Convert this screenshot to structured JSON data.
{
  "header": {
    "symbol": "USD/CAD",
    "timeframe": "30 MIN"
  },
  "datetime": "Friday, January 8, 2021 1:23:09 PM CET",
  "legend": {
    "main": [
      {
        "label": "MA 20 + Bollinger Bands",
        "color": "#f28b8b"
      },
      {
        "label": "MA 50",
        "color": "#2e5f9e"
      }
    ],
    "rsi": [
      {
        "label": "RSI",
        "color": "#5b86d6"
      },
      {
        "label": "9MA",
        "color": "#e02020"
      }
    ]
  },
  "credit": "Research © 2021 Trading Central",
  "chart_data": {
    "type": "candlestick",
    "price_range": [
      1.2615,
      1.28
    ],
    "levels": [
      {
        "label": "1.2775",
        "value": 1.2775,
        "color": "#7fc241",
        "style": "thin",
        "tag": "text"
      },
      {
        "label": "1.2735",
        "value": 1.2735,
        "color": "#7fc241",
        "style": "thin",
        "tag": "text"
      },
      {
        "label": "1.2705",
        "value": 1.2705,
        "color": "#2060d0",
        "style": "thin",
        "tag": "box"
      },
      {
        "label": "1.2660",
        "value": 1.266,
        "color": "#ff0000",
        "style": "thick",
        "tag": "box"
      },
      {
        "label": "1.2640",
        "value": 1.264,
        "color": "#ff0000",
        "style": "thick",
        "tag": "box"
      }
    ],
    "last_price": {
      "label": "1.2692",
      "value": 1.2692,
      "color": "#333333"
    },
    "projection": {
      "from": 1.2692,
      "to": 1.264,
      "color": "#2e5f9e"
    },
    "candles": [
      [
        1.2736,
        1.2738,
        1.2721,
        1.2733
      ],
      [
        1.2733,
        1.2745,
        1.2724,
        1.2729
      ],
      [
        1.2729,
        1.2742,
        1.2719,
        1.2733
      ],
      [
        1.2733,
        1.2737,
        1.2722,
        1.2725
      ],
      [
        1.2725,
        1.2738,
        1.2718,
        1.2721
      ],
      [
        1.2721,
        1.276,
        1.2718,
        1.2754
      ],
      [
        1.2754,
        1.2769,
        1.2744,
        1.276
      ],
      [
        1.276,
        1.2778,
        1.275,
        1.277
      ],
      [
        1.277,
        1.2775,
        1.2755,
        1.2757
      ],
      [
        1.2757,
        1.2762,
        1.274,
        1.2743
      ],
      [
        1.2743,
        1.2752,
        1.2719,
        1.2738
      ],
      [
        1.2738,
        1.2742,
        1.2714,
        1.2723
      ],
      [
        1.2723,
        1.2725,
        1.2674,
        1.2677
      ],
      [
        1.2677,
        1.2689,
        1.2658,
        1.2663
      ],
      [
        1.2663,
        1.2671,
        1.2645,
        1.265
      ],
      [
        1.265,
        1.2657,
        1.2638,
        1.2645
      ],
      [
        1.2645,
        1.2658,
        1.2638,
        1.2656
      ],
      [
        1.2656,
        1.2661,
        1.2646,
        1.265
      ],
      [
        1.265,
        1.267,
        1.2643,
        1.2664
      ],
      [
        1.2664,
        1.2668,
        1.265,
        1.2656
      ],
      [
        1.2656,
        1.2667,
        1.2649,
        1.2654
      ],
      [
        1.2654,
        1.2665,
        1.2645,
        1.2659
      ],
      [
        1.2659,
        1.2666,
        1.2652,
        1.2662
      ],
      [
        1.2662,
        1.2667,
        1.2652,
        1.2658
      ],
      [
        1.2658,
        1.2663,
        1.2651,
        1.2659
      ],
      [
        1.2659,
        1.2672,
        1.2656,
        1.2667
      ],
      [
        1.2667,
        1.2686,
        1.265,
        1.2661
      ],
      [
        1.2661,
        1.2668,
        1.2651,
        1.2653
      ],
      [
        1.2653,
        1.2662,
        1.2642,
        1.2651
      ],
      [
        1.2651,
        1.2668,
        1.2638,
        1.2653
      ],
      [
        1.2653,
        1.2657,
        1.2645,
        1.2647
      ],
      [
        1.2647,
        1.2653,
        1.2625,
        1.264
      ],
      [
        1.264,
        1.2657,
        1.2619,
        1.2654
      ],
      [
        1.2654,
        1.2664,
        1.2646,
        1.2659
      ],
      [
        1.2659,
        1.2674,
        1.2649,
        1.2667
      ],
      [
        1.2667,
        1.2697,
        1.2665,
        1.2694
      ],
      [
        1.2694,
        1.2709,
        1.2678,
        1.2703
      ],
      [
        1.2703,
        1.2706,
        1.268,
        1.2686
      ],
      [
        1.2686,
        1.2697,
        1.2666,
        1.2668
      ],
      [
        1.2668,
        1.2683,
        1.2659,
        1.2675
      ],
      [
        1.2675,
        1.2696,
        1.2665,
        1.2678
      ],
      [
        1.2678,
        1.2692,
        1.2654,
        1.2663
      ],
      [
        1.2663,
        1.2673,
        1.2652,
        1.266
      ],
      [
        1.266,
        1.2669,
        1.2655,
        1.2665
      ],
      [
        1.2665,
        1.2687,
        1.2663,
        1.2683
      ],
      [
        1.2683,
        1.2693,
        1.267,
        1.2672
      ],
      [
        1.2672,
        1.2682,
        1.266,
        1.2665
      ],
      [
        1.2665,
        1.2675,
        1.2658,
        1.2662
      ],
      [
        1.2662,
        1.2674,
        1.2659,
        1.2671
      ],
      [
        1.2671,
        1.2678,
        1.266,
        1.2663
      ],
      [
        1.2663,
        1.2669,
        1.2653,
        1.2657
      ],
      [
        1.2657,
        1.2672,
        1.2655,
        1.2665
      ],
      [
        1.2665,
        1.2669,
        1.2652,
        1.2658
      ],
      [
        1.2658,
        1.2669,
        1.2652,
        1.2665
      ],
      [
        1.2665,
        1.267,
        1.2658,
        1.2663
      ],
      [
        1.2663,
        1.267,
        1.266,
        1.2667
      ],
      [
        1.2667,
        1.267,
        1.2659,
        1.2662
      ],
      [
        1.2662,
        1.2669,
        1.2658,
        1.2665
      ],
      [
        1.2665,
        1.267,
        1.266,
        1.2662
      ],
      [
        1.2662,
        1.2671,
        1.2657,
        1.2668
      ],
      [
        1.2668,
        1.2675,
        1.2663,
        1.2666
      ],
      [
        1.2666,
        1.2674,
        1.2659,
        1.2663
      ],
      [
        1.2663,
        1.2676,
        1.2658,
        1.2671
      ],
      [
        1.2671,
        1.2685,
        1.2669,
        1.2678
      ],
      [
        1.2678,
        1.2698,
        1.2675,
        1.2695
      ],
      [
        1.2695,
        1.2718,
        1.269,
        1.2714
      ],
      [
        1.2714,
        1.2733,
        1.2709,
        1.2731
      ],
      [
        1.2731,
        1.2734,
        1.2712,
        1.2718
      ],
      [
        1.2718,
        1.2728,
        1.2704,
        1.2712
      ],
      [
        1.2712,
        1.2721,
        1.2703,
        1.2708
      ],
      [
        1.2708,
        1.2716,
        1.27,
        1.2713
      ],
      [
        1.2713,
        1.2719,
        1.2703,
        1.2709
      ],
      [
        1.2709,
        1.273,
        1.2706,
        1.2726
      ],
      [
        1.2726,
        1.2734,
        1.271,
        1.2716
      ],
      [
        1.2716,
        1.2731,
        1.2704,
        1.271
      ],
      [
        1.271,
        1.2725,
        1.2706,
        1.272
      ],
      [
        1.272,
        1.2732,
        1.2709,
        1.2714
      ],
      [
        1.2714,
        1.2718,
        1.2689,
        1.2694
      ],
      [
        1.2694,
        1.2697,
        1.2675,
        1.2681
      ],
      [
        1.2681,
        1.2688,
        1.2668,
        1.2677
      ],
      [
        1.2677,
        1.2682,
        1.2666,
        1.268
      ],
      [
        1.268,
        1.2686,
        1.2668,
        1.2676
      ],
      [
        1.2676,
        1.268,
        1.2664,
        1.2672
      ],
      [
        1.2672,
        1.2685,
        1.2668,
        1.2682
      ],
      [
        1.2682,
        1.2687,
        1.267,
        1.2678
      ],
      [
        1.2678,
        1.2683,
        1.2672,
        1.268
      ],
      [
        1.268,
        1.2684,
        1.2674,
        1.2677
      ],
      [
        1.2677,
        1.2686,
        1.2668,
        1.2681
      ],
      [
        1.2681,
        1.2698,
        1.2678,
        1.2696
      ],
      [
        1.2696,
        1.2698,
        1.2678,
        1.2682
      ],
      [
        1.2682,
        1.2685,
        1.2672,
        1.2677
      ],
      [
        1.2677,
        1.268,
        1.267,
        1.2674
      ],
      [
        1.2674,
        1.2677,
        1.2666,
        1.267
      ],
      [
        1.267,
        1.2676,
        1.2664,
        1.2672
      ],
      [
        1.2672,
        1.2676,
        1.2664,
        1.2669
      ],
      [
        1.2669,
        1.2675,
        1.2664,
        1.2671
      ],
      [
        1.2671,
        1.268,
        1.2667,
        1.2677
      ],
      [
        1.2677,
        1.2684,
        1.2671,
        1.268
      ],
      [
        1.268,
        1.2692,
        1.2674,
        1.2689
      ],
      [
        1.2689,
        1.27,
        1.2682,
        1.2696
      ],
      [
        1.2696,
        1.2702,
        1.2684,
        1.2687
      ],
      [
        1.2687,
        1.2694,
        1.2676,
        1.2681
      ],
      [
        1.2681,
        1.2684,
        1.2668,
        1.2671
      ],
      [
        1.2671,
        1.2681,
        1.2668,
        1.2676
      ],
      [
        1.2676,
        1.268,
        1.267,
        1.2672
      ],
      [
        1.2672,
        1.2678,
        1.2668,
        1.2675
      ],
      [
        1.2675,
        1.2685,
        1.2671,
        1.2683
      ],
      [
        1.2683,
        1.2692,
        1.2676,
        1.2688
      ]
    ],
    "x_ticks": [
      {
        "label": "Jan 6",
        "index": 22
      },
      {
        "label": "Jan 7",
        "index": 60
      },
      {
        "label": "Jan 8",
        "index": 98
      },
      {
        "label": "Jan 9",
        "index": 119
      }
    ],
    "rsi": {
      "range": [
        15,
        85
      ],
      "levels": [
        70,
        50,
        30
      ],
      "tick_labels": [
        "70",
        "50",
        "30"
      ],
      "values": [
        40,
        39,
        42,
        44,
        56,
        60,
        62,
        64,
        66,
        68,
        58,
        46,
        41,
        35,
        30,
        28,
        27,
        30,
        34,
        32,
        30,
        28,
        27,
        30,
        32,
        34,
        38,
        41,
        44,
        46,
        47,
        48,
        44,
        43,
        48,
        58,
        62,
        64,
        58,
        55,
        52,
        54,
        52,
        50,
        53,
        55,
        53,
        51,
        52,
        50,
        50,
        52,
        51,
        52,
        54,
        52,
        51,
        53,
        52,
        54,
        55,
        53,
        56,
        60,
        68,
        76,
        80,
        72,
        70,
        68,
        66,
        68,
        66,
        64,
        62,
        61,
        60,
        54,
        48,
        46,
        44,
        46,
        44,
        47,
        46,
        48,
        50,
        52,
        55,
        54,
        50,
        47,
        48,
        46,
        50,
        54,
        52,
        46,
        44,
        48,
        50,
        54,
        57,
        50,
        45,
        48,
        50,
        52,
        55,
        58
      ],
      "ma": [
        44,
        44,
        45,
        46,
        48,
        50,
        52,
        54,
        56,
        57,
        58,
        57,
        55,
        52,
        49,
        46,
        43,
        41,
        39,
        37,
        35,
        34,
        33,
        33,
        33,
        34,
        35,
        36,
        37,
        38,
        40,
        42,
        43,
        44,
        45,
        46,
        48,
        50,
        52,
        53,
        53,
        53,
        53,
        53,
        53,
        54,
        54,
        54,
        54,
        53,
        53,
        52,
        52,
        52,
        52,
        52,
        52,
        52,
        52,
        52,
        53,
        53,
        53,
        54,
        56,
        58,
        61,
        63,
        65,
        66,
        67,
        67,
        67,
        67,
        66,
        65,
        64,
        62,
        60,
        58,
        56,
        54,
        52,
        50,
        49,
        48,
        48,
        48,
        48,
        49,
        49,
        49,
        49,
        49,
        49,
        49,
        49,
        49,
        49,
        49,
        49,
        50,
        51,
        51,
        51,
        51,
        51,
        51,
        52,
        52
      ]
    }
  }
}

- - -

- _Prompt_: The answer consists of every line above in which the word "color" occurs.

- _Answer to this task_:
        "color": "#f28b8b"
        "color": "#2e5f9e"
        "color": "#5b86d6"
        "color": "#e02020"
        "color": "#7fc241",
        "color": "#7fc241",
        "color": "#2060d0",
        "color": "#ff0000",
        "color": "#ff0000",
      "color": "#333333"
      "color": "#2e5f9e"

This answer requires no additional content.